Today’s post starts with a quote from the former football superstar Jerry Rice: Today I will do what others won’t, so tomorrow I can accomplish what others can’t.
I just finished reviewing a book called the Champion’s Mind, by Jim Afremow. Similar to the book Elite, regarding high-level mental performance, it again emphasizes what high achievers do in order to excel. Basically, while it seems basic regarding what they do, it seems to be based on how they think, then how they act. Please know that this is just rhetoric unless it causes change in behavior. Excelling comes from a choice. Top tennis player Novak Djokovic said:”Among the top 100 players , physically there is not much difference. . . . It’s a mental ability to handle the pressure, to play well at the right moments”.
So, take it from the world of sports and apply it to your floor, OR, clinic, or unit. This will apply to you. The changes that are coming in healthcare will favor those that “do what others won’t, so tomorrow that can accomplish what others can’t.” Reimbursement schedules, best-practice, new research, will all challenge the “we have always done it this way” approach. In fact, those very words should be a red-flag to any work group. So a very good question to ask yourself: Is there anyone on my team that has this level of thinking? Do I have this level of thinking? Why am I skeptical of or reluctant to change?

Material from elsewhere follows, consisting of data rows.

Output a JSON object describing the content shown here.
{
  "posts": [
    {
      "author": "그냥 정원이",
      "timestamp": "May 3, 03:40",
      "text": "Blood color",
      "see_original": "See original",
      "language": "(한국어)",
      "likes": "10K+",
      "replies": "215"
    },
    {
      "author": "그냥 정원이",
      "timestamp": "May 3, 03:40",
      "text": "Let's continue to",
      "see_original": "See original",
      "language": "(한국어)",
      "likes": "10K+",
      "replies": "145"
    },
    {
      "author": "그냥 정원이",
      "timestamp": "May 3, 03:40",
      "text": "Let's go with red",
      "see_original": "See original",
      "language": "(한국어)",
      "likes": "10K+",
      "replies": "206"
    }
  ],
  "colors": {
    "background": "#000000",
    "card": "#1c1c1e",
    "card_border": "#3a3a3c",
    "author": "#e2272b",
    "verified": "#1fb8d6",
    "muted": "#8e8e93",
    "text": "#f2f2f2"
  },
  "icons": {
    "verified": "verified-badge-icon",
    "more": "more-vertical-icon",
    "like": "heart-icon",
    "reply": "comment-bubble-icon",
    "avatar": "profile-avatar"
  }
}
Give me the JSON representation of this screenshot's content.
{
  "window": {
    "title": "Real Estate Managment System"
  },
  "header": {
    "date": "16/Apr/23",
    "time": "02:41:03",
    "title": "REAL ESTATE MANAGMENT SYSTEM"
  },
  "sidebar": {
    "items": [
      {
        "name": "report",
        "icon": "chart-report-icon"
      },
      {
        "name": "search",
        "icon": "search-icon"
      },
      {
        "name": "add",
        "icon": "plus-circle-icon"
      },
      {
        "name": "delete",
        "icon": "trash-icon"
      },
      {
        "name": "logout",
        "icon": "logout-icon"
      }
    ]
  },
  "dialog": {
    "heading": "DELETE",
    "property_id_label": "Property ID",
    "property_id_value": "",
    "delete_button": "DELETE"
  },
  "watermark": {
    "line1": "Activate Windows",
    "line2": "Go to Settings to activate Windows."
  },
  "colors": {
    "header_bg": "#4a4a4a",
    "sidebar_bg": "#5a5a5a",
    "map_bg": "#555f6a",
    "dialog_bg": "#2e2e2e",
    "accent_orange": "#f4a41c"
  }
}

Remember that we are not speaking here of complicated items. The basics of mastery of most any subject are simple concepts. It is the application of those aspects in difficult situations that are challenging.
What, then, does a champion’s mind focus on?
First is working well with people. Rate yourself on the following and ask where are your strengths and pitfalls?
Be present while listening – Not hard to do? When is the last time you unplugged yourself completely during a conversation? No email pings? No text notifications? No instant messaging? Being honest here?
Avoiding mind reading – Ever walk away wanting to ask a question about a person’s view, but didn’t for whatever reason? What is the reason you didn’t? In a recent project I was involved in, eight of the fifteen persons, highly educated and accomplished, stated that conflict was the situation they would most want to avoid. Easiest way to do that? Mind read!
Discuss problems when they occur – Steve Covey once said, to paraphrase, that people always seem to have time to revisit a problem when it becomes necessary, but never seem to have time to deal with it properly when it initially occurs. How many of you have problems with staff that are “pass-along” problems? That in annual review after annual review no supervisor had the courage to address situations but allowed the person to move positions, relieved that they never had to deal with it at the time. Ever done that yourself? Easy to do. Most of us have.
Criticize the behavior, not the person – From Dragnet – “Just the facts, Ma’am, just the facts”. Wording here is quite important. “You” messages will most always breed defensiveness, which, for conflict avoidant people, takes a huge toll.
That will do it for today. Do take the time to answer the questions posed above, preferably in writing, so that they sink in better.
More on the Mind of a Champion in the next segment.